START EXERCISE DATA

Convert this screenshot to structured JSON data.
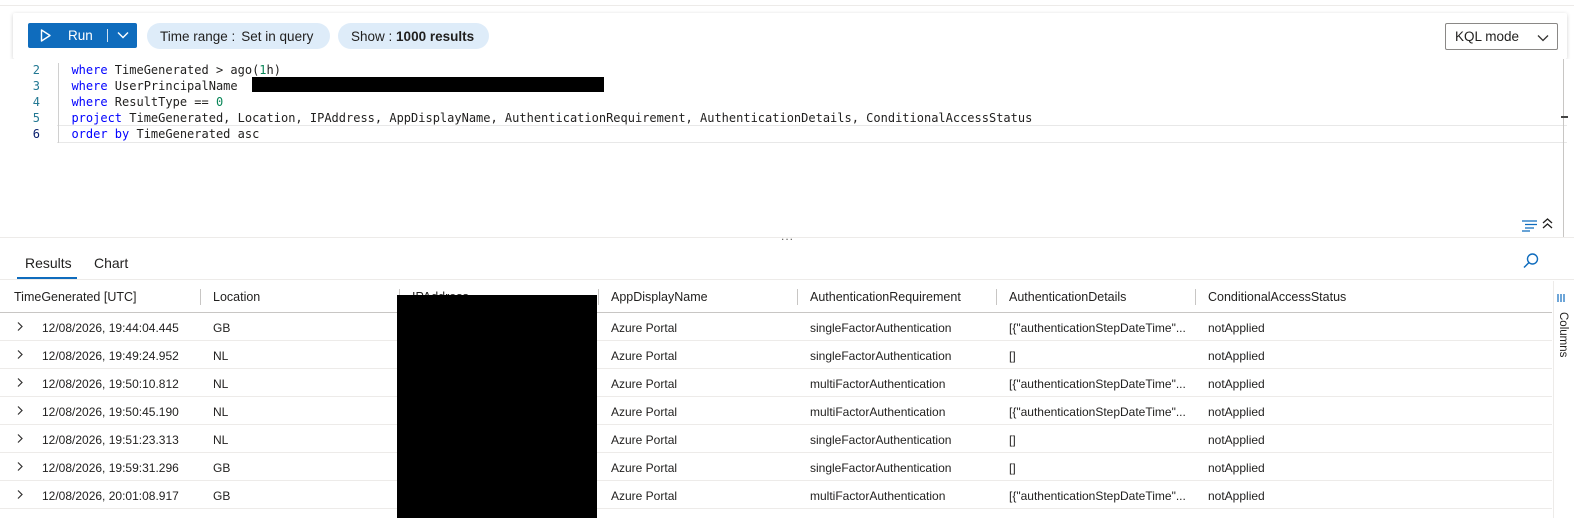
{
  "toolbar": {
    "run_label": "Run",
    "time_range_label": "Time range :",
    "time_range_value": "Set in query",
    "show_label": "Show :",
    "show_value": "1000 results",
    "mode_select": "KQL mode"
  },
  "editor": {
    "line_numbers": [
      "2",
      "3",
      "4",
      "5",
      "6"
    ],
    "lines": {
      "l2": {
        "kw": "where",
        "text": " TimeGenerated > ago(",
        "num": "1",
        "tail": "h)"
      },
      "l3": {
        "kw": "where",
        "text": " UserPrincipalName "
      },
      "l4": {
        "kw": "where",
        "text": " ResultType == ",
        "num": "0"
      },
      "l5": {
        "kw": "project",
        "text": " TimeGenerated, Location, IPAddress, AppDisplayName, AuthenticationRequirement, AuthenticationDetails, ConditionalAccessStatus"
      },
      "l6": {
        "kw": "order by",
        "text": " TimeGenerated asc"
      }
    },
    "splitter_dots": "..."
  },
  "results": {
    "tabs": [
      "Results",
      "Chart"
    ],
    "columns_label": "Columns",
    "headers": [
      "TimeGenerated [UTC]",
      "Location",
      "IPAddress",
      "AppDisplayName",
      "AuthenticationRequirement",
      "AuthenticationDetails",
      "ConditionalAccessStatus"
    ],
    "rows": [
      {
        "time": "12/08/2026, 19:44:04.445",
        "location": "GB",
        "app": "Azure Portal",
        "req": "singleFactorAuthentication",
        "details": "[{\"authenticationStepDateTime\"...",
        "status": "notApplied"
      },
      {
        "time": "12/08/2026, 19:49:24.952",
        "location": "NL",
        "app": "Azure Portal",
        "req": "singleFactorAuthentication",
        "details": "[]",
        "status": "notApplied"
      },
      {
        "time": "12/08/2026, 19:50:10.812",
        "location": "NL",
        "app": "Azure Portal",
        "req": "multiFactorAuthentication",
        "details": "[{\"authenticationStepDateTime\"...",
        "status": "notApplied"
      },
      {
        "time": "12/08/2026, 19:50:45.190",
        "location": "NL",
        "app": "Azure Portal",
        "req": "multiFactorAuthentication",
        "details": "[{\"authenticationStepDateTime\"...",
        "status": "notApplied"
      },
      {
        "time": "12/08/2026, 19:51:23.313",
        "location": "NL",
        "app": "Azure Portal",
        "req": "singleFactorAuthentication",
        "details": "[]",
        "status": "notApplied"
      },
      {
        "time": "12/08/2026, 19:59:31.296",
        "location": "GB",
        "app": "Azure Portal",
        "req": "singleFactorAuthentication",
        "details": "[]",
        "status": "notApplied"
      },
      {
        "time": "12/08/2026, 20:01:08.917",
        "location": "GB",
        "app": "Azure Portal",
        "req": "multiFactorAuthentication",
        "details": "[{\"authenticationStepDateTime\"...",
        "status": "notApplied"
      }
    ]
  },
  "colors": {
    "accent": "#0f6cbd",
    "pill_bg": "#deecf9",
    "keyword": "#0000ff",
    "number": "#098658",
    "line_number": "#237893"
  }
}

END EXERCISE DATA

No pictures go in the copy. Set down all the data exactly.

Convert this screenshot to structured JSON data.
{
  "toolbar": {
    "run_label": "Run",
    "time_range_label": "Time range :",
    "time_range_value": "Set in query",
    "show_label": "Show :",
    "show_value": "1000 results",
    "mode_select": "KQL mode"
  },
  "editor": {
    "line_numbers": [
      "2",
      "3",
      "4",
      "5",
      "6"
    ],
    "lines": {
      "l2": {
        "kw": "where",
        "text": " TimeGenerated > ago(",
        "num": "1",
        "tail": "h)"
      },
      "l3": {
        "kw": "where",
        "text": " UserPrincipalName "
      },
      "l4": {
        "kw": "where",
        "text": " ResultType == ",
        "num": "0"
      },
      "l5": {
        "kw": "project",
        "text": " TimeGenerated, Location, IPAddress, AppDisplayName, AuthenticationRequirement, AuthenticationDetails, ConditionalAccessStatus"
      },
      "l6": {
        "kw": "order by",
        "text": " TimeGenerated asc"
      }
    },
    "splitter_dots": "..."
  },
  "results": {
    "tabs": [
      "Results",
      "Chart"
    ],
    "columns_label": "Columns",
    "headers": [
      "TimeGenerated [UTC]",
      "Location",
      "IPAddress",
      "AppDisplayName",
      "AuthenticationRequirement",
      "AuthenticationDetails",
      "ConditionalAccessStatus"
    ],
    "rows": [
      {
        "time": "12/08/2026, 19:44:04.445",
        "location": "GB",
        "app": "Azure Portal",
        "req": "singleFactorAuthentication",
        "details": "[{\"authenticationStepDateTime\"...",
        "status": "notApplied"
      },
      {
        "time": "12/08/2026, 19:49:24.952",
        "location": "NL",
        "app": "Azure Portal",
        "req": "singleFactorAuthentication",
        "details": "[]",
        "status": "notApplied"
      },
      {
        "time": "12/08/2026, 19:50:10.812",
        "location": "NL",
        "app": "Azure Portal",
        "req": "multiFactorAuthentication",
        "details": "[{\"authenticationStepDateTime\"...",
        "status": "notApplied"
      },
      {
        "time": "12/08/2026, 19:50:45.190",
        "location": "NL",
        "app": "Azure Portal",
        "req": "multiFactorAuthentication",
        "details": "[{\"authenticationStepDateTime\"...",
        "status": "notApplied"
      },
      {
        "time": "12/08/2026, 19:51:23.313",
        "location": "NL",
        "app": "Azure Portal",
        "req": "singleFactorAuthentication",
        "details": "[]",
        "status": "notApplied"
      },
      {
        "time": "12/08/2026, 19:59:31.296",
        "location": "GB",
        "app": "Azure Portal",
        "req": "singleFactorAuthentication",
        "details": "[]",
        "status": "notApplied"
      },
      {
        "time": "12/08/2026, 20:01:08.917",
        "location": "GB",
        "app": "Azure Portal",
        "req": "multiFactorAuthentication",
        "details": "[{\"authenticationStepDateTime\"...",
        "status": "notApplied"
      }
    ]
  },
  "colors": {
    "accent": "#0f6cbd",
    "pill_bg": "#deecf9",
    "keyword": "#0000ff",
    "number": "#098658",
    "line_number": "#237893"
  }
}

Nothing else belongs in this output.